On April 29, the Supreme Court issued a 6-2 decision upholding EPA’s Cross-State Air Pollution Rule (often known as the “Transport Rule”)1 implementing the Clean Air Act’s “good neighbor” provision. That provision requires upwind States to address their significant contributions to downwind States’ air pollution problems and gives EPA the authority to step in when the States fail to meet this obligation.
In 2012, the D.C. Circuit had vacated the rule in a 2-1 decision, holding: (1) that EPA could not consider costs in determining significant contributions to downwind nonattainment from upwind States, but instead must consider only physically proportionate contributions from upwind States to downwind nonattainment; and (2) that EPA could not impose a federal implementation plan, or “FIP,” until it had first specified in a rulemaking each State’s specific contribution to downwind nonattainment and then given each upwind State up to three years to develop a state implementation plan to address that contribution. EPA and a number of States and environmental groups sought Supreme Court review.
In yesterday's decision, the majority (Ginsburg, J., joined by Roberts, C.J., Kennedy, Breyer, Sotomayor, and Kagan, JJ.) reversed that ruling. The Court first holds that once EPA has notified a State that it has failed to meet its obligations under the “good neighbor” provision, EPA may immediately promulgate a FIP to fill the gap. There is no requirement in the statute that EPA first promulgate a rule identifying the States’ individual significant contributions to downwind nonattainment. The Court also holds that EPA is not required to give the upwind States a further opportunity to remedy the failure by issuing a compliant SIP. Turning to the test that EPA applies in determining which States must reduce their emissions and by how much, the majority finds EPA’s approach reasonable and thus subject to the deferential review standard specified in Chevron U.S.A. Inc. v. NRDC. The Court notes that interstate air-pollution relationships are complex and that the D.C. Circuit’s strict proportionality approach would be neither mathematically nor practically feasible. It then finds that EPA’s approach – which first identifies a threshold concentration that is presumptively significant and then requires reductions according to which emissions are the least costly to eliminate – is both fair and efficient. The majority specifically notes that nothing in the statue prohibits EPA from considering costs in assessing the States’ significant contributions. The majority also rejects industry arguments that EPA’s approach could result in “over-control” of emissions in some upwind-downwind State relationships. The majority notes that such over-control may be a necessary incident of reducing an upwind State’s contribution to some other downwind State and that EPA must have some discretion to balance between the dual risks of over-control and under-control.
In a dissenting opinion, Justice Scalia, joined by Justice Thomas, argue that EPA has essentially usurped Congress’ legislative functions, giving the word “significant” a meaning never intended by Congress. The dissenting Justices would also have upheld the strict proportionality requirement imposed by the D.C. Circuit. Justice Alito did not participate in the case.
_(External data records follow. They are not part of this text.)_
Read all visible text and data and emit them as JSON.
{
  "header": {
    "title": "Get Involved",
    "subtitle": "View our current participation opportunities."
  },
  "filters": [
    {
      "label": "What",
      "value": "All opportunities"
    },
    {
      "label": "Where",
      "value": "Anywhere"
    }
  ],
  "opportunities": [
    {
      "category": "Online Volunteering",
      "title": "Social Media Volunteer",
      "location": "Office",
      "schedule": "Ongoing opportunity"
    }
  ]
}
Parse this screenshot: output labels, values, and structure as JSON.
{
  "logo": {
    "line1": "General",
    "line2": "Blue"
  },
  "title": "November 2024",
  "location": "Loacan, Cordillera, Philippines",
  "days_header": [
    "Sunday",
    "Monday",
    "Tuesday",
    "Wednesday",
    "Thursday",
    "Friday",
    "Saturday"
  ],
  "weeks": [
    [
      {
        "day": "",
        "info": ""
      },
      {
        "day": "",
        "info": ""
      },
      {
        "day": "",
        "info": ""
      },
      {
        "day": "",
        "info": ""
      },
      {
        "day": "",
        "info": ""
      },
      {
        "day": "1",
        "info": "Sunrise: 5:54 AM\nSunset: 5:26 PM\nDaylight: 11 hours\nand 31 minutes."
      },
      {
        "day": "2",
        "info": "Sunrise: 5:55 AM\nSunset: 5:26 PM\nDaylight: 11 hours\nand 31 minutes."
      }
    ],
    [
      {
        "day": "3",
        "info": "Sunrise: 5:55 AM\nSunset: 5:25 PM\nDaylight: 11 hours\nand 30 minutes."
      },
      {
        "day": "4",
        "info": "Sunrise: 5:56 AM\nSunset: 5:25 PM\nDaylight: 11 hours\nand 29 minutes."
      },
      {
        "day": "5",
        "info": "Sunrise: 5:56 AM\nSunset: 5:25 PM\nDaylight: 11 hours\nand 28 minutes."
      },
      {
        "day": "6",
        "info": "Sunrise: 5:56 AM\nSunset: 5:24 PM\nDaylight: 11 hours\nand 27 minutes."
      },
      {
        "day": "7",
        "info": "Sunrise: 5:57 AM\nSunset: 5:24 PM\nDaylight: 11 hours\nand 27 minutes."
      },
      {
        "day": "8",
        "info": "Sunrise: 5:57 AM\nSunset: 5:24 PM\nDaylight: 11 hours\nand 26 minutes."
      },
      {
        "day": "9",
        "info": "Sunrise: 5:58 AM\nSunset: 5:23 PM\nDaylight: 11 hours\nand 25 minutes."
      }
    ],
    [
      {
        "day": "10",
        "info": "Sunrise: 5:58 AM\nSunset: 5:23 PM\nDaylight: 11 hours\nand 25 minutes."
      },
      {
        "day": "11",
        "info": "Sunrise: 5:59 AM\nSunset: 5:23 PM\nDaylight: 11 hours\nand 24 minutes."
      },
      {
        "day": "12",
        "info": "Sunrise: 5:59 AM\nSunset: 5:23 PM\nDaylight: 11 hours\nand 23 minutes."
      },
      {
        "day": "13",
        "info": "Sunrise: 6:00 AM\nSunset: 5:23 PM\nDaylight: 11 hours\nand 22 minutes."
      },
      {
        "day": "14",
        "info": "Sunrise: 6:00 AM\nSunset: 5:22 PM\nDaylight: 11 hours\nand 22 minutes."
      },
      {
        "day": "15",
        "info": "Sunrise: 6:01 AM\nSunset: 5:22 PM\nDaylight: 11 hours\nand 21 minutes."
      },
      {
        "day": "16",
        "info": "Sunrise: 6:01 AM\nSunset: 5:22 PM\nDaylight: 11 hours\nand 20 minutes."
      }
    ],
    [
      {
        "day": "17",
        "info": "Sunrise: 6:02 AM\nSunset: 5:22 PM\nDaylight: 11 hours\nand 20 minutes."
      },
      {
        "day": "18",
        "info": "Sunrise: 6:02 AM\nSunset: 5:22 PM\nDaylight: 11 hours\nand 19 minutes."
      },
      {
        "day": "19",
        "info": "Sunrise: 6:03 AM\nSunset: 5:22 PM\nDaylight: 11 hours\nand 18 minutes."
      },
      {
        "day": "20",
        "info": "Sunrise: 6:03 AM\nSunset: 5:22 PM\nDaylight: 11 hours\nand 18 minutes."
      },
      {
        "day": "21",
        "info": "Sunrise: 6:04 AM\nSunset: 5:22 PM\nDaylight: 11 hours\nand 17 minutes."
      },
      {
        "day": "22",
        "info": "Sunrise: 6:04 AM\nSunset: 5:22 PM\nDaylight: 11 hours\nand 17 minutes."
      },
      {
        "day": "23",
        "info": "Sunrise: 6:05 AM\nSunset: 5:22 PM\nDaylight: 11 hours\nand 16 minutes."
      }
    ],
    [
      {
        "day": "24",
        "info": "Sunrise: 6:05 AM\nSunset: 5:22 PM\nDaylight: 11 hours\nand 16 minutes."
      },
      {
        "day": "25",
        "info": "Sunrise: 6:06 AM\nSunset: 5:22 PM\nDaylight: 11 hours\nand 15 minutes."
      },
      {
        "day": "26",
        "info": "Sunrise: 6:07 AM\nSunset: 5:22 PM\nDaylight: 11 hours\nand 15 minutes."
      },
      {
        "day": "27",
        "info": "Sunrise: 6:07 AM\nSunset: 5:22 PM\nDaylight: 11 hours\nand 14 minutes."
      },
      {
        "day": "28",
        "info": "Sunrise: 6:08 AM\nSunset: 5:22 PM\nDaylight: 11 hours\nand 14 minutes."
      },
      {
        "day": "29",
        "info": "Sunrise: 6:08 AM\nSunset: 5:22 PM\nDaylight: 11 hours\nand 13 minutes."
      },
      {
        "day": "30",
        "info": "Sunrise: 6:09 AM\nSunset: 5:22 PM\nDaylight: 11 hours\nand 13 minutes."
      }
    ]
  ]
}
The case and the Transport Rule now return to the D.C. Circuit for further proceedings, which could include additional briefing and argument on issues that the D.C. Circuit did not reach in its first decision.
The opinion is available here.